Google has a new Easter egg hidden in its Chrome app. This Easter egg will be visible to people who have the habit of opening up multiple tabs on Google Chrome app. ‘Multiple’ here translates to as many as 100 tabs opened on Google Chrome app. Once you’ve opened 100 tabs on your Google Chrome app, the icon where the number is shown will be turned into a smiley. The Easter egg on Android’s Chrome app is the classic smiley face on iOS, and on Android it’s the grin smiley – :D.
Discovered by Marques Brownlee, and shared on Twitter, the Easter egg is visible on incognito mode as well. Soon after, people started noticing the same smiley Easter egg on their Google Chrome and shared the results. If you open 100 tabs in incognito mode on Google Chrome app, the classic smiley face remains the same for iOS users.However, on Android it’s slightly different as the smiley turns into a wink. The wink seems apt for someone who has 100 tabs opened on incognito mode, and Google seems to be teasing its Android users with it. Maybe Google thinks that Android users are cheekier than iOS users when on incognito mode.

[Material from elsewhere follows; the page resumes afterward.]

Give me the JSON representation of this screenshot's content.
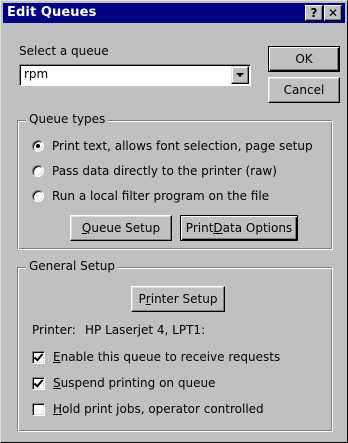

Google is known for its Easter eggs on different platforms which have been rather difficult to locate. The most popular Easter egg on Google Chrome would be the T-Rex which many people still have no clue about it. The hidden T-Rex game is probably the best solution Google has when your internet connection is down. Everyone is familiar with the display page when there’s no internet connection and the T-Rex sitting there. On desktop, one has to simply press the Space key and the game begins. On mobile platform, just tap on the T-Rex and the game will begin. The key is to skip the hurdles placed on the track and score as high as possible.
Google had Easter eggs for Star Wars: The Force Awakens, by adding Aurebesh language in Google Translate. Aurebesh is an ancient written language in the Star Wars universe. One could type anything in English and it would be translated to the ancient Star Wars language. ALSO READ: Google’s new Star Wars Easter egg adds support for Aurebesh language via Google Translate